## The task
Please find the lines in the entries below that contain the word "label", and copy each one.

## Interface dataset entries
____________

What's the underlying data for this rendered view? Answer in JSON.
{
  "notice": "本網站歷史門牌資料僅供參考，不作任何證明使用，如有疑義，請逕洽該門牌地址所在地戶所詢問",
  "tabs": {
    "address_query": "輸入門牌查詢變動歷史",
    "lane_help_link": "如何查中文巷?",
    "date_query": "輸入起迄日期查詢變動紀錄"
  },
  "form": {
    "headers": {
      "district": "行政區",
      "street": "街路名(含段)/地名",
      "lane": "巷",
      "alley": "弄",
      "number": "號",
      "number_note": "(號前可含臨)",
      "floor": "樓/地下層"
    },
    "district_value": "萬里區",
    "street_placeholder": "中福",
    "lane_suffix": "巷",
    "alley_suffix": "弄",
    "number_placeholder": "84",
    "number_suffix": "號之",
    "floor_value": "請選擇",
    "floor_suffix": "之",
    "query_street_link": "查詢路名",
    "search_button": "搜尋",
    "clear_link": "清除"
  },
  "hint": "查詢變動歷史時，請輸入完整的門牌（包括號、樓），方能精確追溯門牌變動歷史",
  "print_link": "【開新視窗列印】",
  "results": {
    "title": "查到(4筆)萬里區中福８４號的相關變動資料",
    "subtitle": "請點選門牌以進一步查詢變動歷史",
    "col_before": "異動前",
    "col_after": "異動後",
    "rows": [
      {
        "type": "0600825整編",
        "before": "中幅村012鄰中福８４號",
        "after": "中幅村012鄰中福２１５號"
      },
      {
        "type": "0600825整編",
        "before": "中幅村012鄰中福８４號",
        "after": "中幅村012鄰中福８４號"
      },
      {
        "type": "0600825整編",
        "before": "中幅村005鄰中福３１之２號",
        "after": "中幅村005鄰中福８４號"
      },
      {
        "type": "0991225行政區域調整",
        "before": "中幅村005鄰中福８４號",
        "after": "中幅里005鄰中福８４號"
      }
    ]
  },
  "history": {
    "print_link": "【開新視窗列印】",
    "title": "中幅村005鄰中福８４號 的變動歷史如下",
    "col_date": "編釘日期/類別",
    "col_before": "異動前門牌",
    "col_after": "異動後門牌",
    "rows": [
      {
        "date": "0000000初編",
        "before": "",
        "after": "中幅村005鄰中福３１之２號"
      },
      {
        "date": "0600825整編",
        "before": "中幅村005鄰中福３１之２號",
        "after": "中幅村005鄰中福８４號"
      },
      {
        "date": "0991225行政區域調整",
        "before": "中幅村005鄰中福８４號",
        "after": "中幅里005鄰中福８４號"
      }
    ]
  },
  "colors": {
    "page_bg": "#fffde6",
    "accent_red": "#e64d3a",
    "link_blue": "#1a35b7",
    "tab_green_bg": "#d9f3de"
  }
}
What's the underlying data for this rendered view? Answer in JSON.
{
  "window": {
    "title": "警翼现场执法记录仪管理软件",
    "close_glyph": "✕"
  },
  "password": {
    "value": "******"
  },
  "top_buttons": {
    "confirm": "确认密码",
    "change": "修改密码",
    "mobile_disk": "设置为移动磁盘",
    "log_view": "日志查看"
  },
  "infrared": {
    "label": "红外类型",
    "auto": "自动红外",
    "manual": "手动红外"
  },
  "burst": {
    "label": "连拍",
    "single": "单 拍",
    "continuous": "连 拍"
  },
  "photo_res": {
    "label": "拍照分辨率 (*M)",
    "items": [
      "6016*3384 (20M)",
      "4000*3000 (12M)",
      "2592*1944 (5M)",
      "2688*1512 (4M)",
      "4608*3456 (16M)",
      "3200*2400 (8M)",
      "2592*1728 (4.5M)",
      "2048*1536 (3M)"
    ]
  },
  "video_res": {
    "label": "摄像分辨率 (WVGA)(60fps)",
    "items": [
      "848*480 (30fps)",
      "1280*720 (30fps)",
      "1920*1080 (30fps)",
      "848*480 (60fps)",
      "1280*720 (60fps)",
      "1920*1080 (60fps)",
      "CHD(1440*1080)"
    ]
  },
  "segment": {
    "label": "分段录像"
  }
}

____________

## Solution for this exercise
    "label": "红外类型",
    "label": "连拍",
    "label": "拍照分辨率 (*M)",
    "label": "摄像分辨率 (WVGA)(60fps)",
    "label": "分段录像"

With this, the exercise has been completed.